[Crossposted from Fire on the Mountain.]
Some kind of quantity changing into quality point has been reached–suddenly the newspapers are full of "in-depth" reports on the global food crisis, a crisis that seems to have sprung up as suddenly as the credit crisis did a few months ago. I've been tracking this for a while and decided to think on the keyboard instead of out loud. I think it is important to try and understand this while it is a New Thing, before it becomes more background noise in world politics and our daily lives.
1. Production shortages and inflation are two major factors in the crisis.
What's causing the shortages?
Global warming is widely regarded as a contributing factor in droughts which have stricken not only subsistence farmers in East Africa, but also major commodity grain producers in the Southern Hemisphere–Chile, Argentina, and especially Australia, with thousands of square miles in their eighth straight year with no rainfall to speak of.

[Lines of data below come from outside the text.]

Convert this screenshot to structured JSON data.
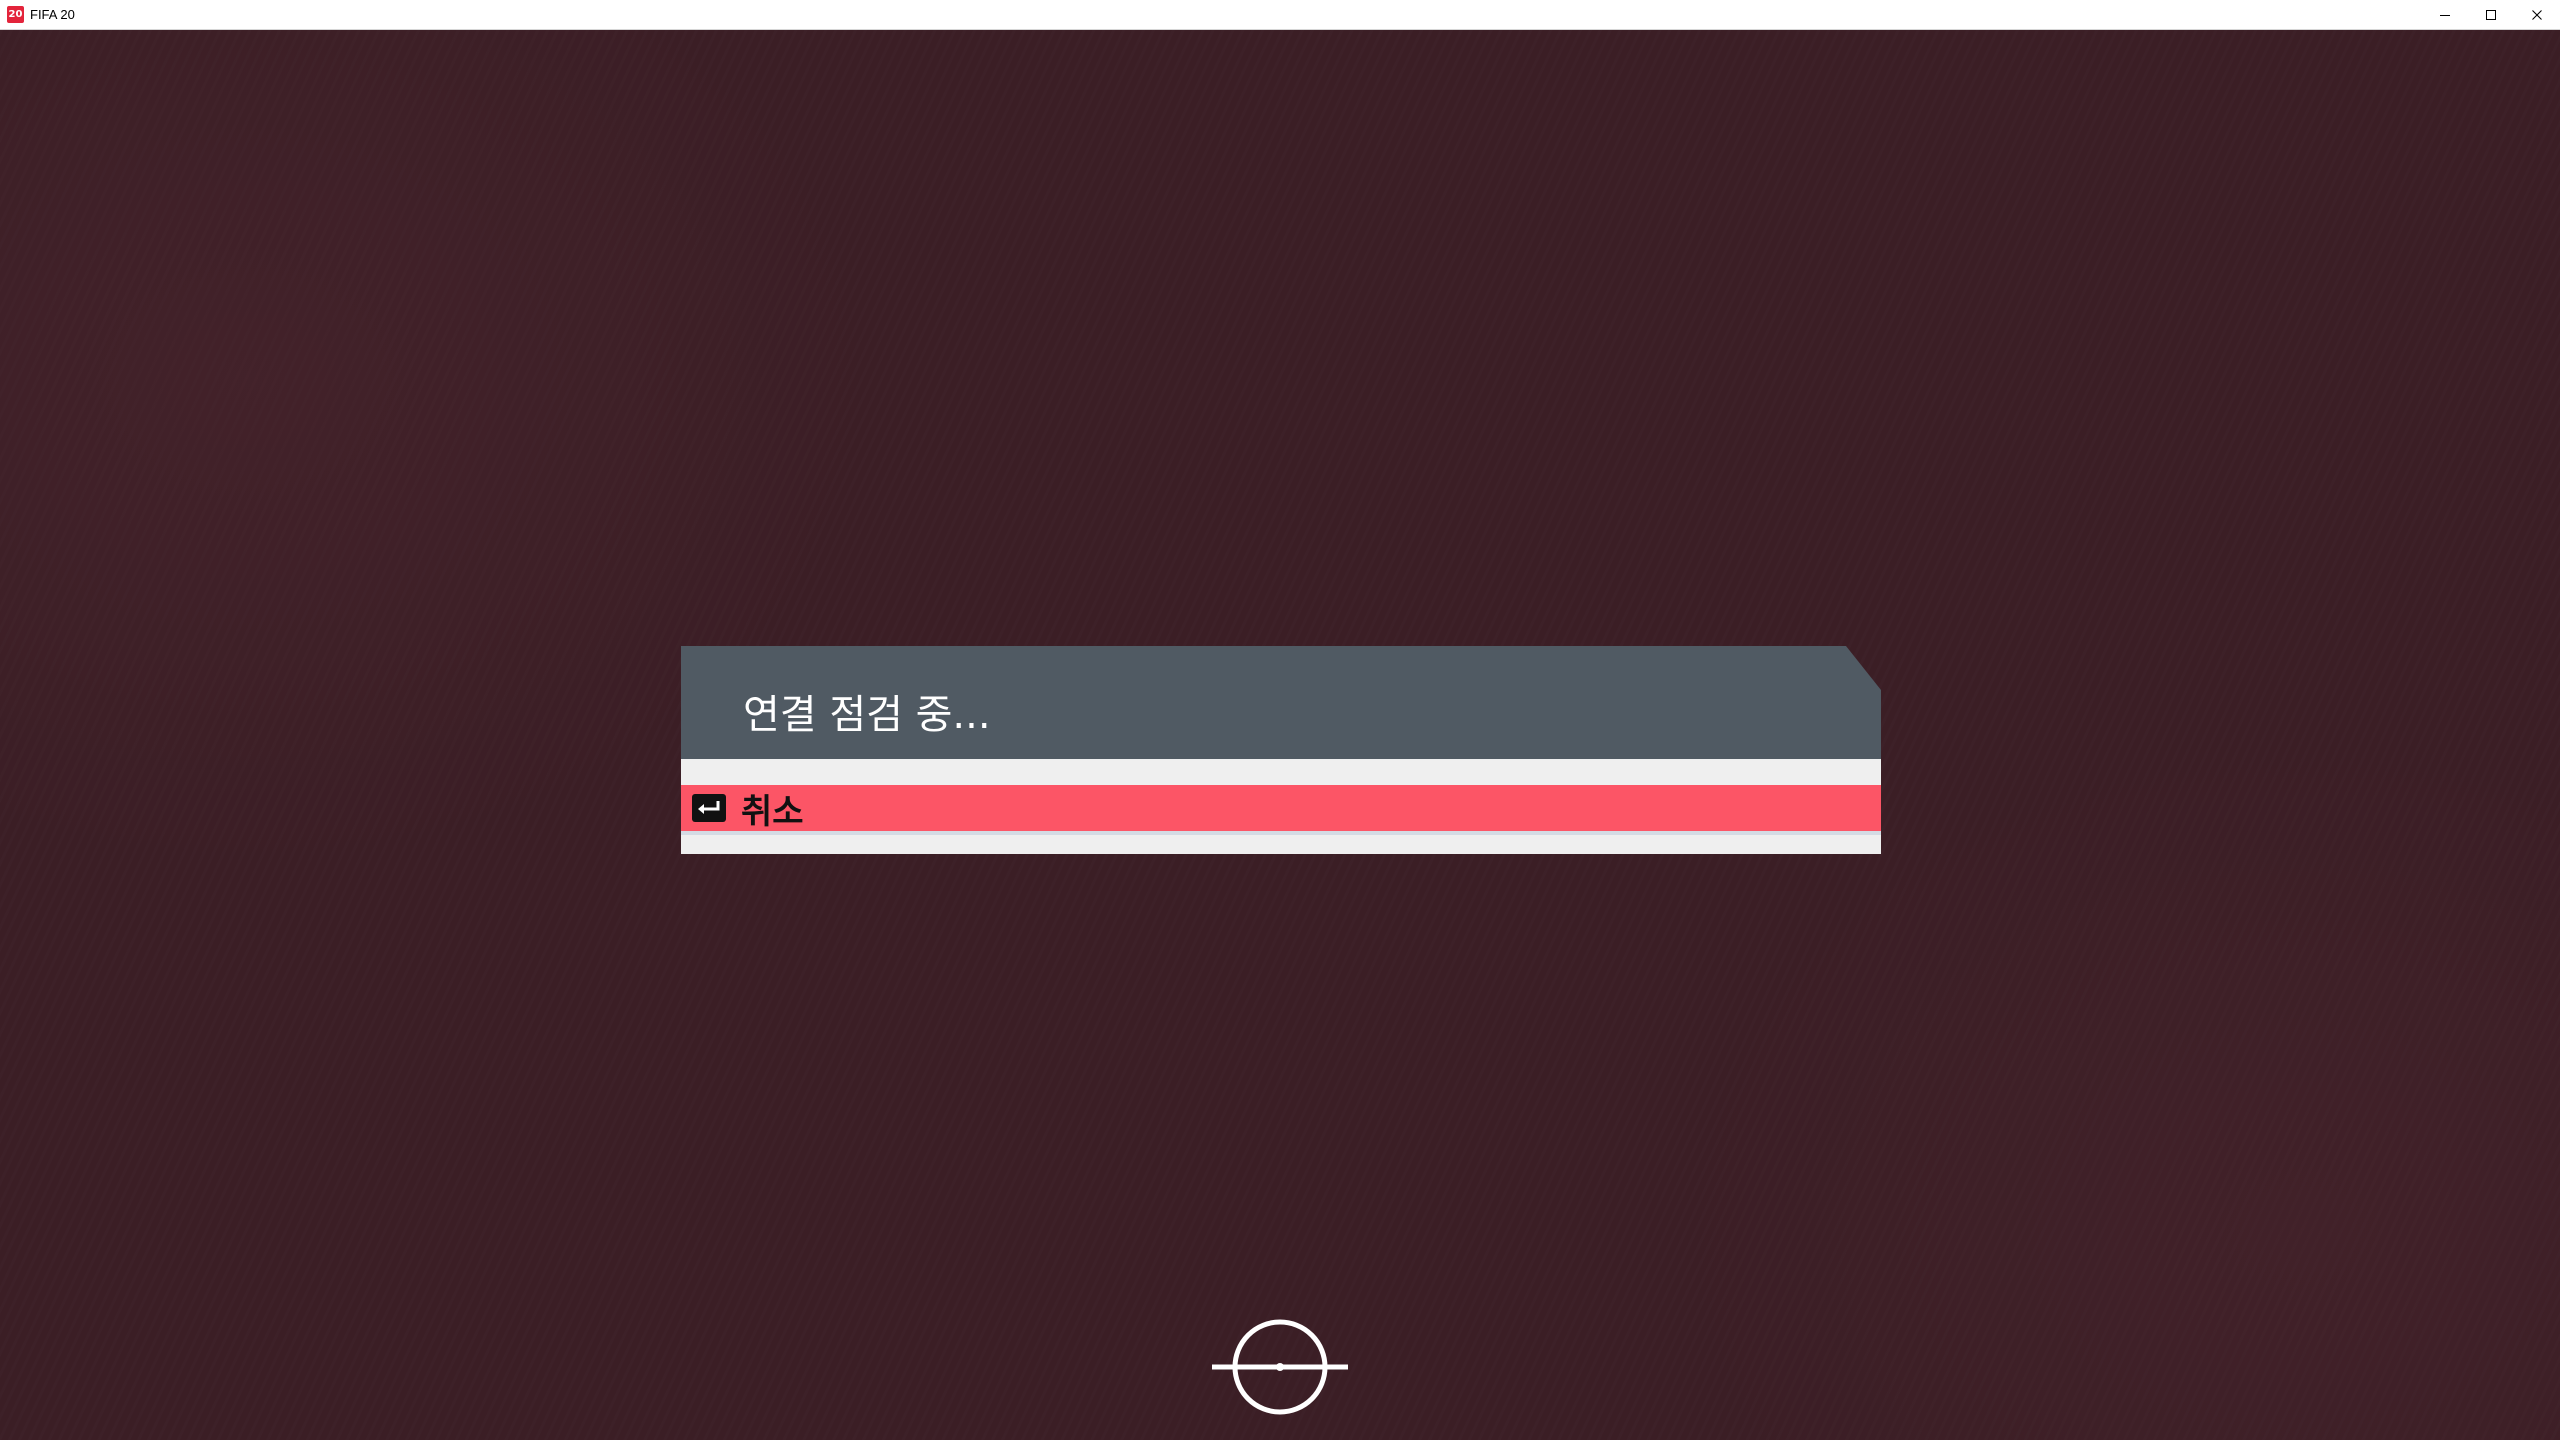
{
  "window": {
    "title": "FIFA 20",
    "app_icon_text": "20",
    "controls": [
      "minimize-icon",
      "maximize-icon",
      "close-icon"
    ]
  },
  "dialog": {
    "title": "연결 점검 중...",
    "options": [
      {
        "label": "취소",
        "icon": "return-arrow-icon",
        "selected": true
      }
    ]
  },
  "colors": {
    "background": "#3b1e25",
    "dialog_header": "#505a63",
    "dialog_body": "#efefef",
    "selected_option": "#fc5566",
    "titlebar": "#ffffff"
  },
  "indicator": {
    "icon": "loading-spinner-icon"
  }
}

Growing Asian economies, especially in China and India, have made possible better and more diverse diets for hundreds of millions of people. This growing demand for food has additionally seen rising meat consumption by the middle class (echoing US consumption trends), and, as vegetarians are quick to point out, it takes 16 pounds of grain to produce a pound of beef.